As for the history of Zionism, an American historian of Jewish origin, Lenni Brenner (Zionism in the Age of the Dictators, 1983), showed that, in the 1920s and 1930s, the main leaders of the Jewish Agency even negotiated with Hitler and Mussolini to achieve their goals. And it is always worth remembering that the first followers of terrorism in Palestine were members of Jewish paramilitary groups, the precursors of today’s Israel Defence Forces. It must be recognized, however, that only a minority of Jews scattered around the world were Zionists. Brenner discusses the experience of the General Union of Jewish Workers of Lithuania, Poland and Russia, known as the Bund, which, at the beginning of the last century, opposed emigration to Palestine and called for the fight against anti-Semitism and for socialism in the countries of origin. More recently, Matzpen, a small anti-Zionist and anti-Stalinist communist party made up of Palestinian and Jewish workers, fought against the occupation of Palestinian territories by Israel.

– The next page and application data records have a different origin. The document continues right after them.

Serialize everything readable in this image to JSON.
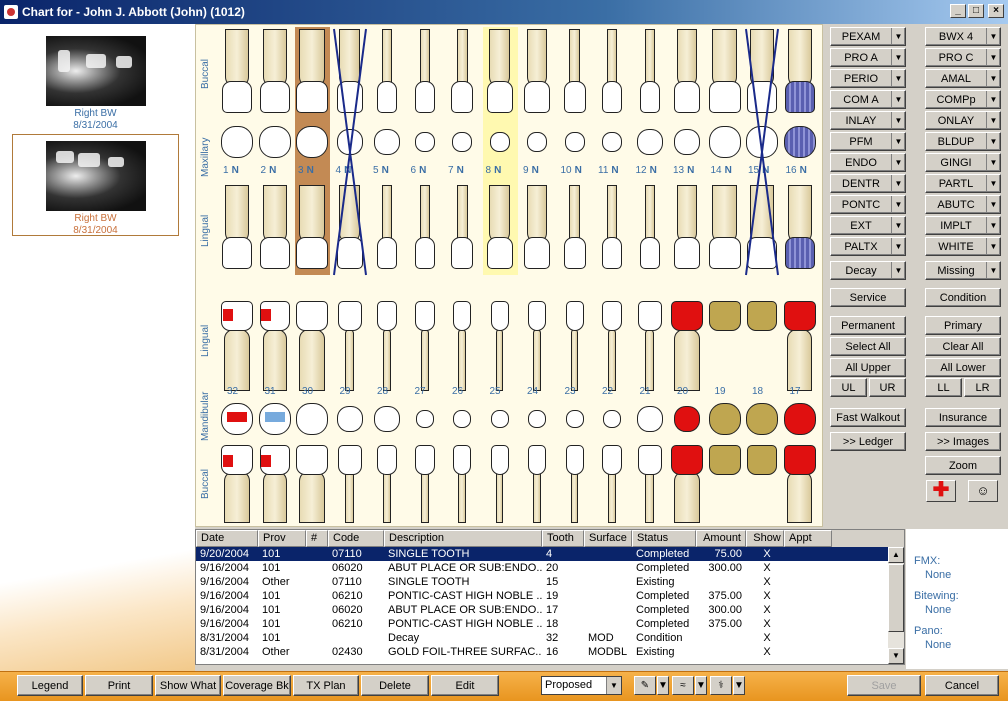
{
  "window": {
    "title": "Chart for - John J. Abbott (John) (1012)"
  },
  "images": [
    {
      "label": "Right BW",
      "date": "8/31/2004"
    },
    {
      "label": "Right BW",
      "date": "8/31/2004"
    }
  ],
  "chart": {
    "labels": {
      "buccal_top": "Buccal",
      "maxillary": "Maxillary",
      "lingual_top": "Lingual",
      "lingual_bottom": "Lingual",
      "mandibular": "Mandibular",
      "buccal_bottom": "Buccal"
    },
    "upper_numbers": [
      "1",
      "2",
      "3",
      "4",
      "5",
      "6",
      "7",
      "8",
      "9",
      "10",
      "11",
      "12",
      "13",
      "14",
      "15",
      "16"
    ],
    "lower_numbers": [
      "32",
      "31",
      "30",
      "29",
      "28",
      "27",
      "26",
      "25",
      "24",
      "23",
      "22",
      "21",
      "20",
      "19",
      "18",
      "17"
    ],
    "upper_flag": "N"
  },
  "codes_left": [
    "PEXAM",
    "PRO A",
    "PERIO",
    "COM A",
    "INLAY",
    "PFM",
    "ENDO",
    "DENTR",
    "PONTC",
    "EXT",
    "PALTX"
  ],
  "codes_right": [
    "BWX 4",
    "PRO C",
    "AMAL",
    "COMPp",
    "ONLAY",
    "BLDUP",
    "GINGI",
    "PARTL",
    "ABUTC",
    "IMPLT",
    "WHITE"
  ],
  "controls": {
    "decay": "Decay",
    "missing": "Missing",
    "service": "Service",
    "condition": "Condition",
    "permanent": "Permanent",
    "primary": "Primary",
    "select_all": "Select All",
    "clear_all": "Clear All",
    "all_upper": "All Upper",
    "all_lower": "All Lower",
    "ul": "UL",
    "ur": "UR",
    "ll": "LL",
    "lr": "LR",
    "fast_walkout": "Fast Walkout",
    "insurance": "Insurance",
    "ledger": ">> Ledger",
    "images": ">> Images",
    "zoom": "Zoom"
  },
  "table": {
    "headers": [
      "Date",
      "Prov",
      "#",
      "Code",
      "Description",
      "Tooth",
      "Surface",
      "Status",
      "Amount",
      "Show",
      "Appt"
    ],
    "rows": [
      [
        "9/20/2004",
        "101",
        "",
        "07110",
        "SINGLE TOOTH",
        "4",
        "",
        "Completed",
        "75.00",
        "X",
        ""
      ],
      [
        "9/16/2004",
        "101",
        "",
        "06020",
        "ABUT PLACE OR SUB:ENDO...",
        "20",
        "",
        "Completed",
        "300.00",
        "X",
        ""
      ],
      [
        "9/16/2004",
        "Other",
        "",
        "07110",
        "SINGLE TOOTH",
        "15",
        "",
        "Existing",
        "",
        "X",
        ""
      ],
      [
        "9/16/2004",
        "101",
        "",
        "06210",
        "PONTIC-CAST HIGH NOBLE ...",
        "19",
        "",
        "Completed",
        "375.00",
        "X",
        ""
      ],
      [
        "9/16/2004",
        "101",
        "",
        "06020",
        "ABUT PLACE OR SUB:ENDO...",
        "17",
        "",
        "Completed",
        "300.00",
        "X",
        ""
      ],
      [
        "9/16/2004",
        "101",
        "",
        "06210",
        "PONTIC-CAST HIGH NOBLE ...",
        "18",
        "",
        "Completed",
        "375.00",
        "X",
        ""
      ],
      [
        "8/31/2004",
        "101",
        "",
        "",
        "Decay",
        "32",
        "MOD",
        "Condition",
        "",
        "X",
        ""
      ],
      [
        "8/31/2004",
        "Other",
        "",
        "02430",
        "GOLD FOIL-THREE SURFAC...",
        "16",
        "MODBL",
        "Existing",
        "",
        "X",
        ""
      ]
    ]
  },
  "info": {
    "fmx_label": "FMX:",
    "fmx_value": "None",
    "bitewing_label": "Bitewing:",
    "bitewing_value": "None",
    "pano_label": "Pano:",
    "pano_value": "None"
  },
  "bottom": {
    "legend": "Legend",
    "print": "Print",
    "show_what": "Show What",
    "coverage": "Coverage Bk",
    "tx_plan": "TX Plan",
    "delete": "Delete",
    "edit": "Edit",
    "status_select": "Proposed",
    "save": "Save",
    "cancel": "Cancel"
  }
}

Was there ever a left-wing Zionism? The humanist and utopian spirit of Martin Buber, for example, and others who aspired to create libertarian socialism in Palestine is undeniable. Against the Zionist slogan “A land without people for a people without land”, Buber thought of a land for two peoples and he criticised the colonial policy of the Zionist leaders. In 1947, on the eve of partition, he emphasised that the solution was not to build two states, but a common binational socio-political entity. He was right.
However, Buber’s position has always been in the minority, even within the so-called Zionist left. It was under the leadership of Mapai, the Labour Party, that the Jewish state was proclaimed in 1948. Tens of thousands of Palestinians were then massacred, while between 700,000 and 800,000 of them were forced to flee their homes. This is what we call in the Arab world the Nabka, or “catastrophe,” which is very well explained by the Palestinian Edward Saïd in La Question de Palestine (The Palestine Question) (Actes-Sud, 2010), but also by the Jewish Ilan Pappé in Le Nettoyage ethnique de la Palestine (The Ethnic Cleansing of Palestine) (Fayard, 2008). An ethnic cleansing, specifies Pappé, which still continues today. A few days ago, Avi Dichter, a member of the Israeli government’s security cabinet, bluntly declared that the Jewish state – the same state that denied Nabka for seventy-five years – had now launched Nabka 2023. Indeed, 80% of Gaza’s population (2.26 million inhabitants) have already been forced to flee their homes in the worst humanitarian catastrophe since 1948.
Yet, as journalist Gideon Levy has written, it is impossible to keep 2 million people in prison without paying a cruel price. This prison must be dismantled now and, as improbable as it may seem, in the long term, only the reconciliation between Jews and Palestinians that the “utopian” Buber advocated can change the destiny of the two peoples. In 2009, the US CIA predicted Israel’s collapse within 20 years, and today the Pentagon says the Jewish state could suffer a strategic defeat in its war on Gaza. The countdown has begun.
by Claudio Albertani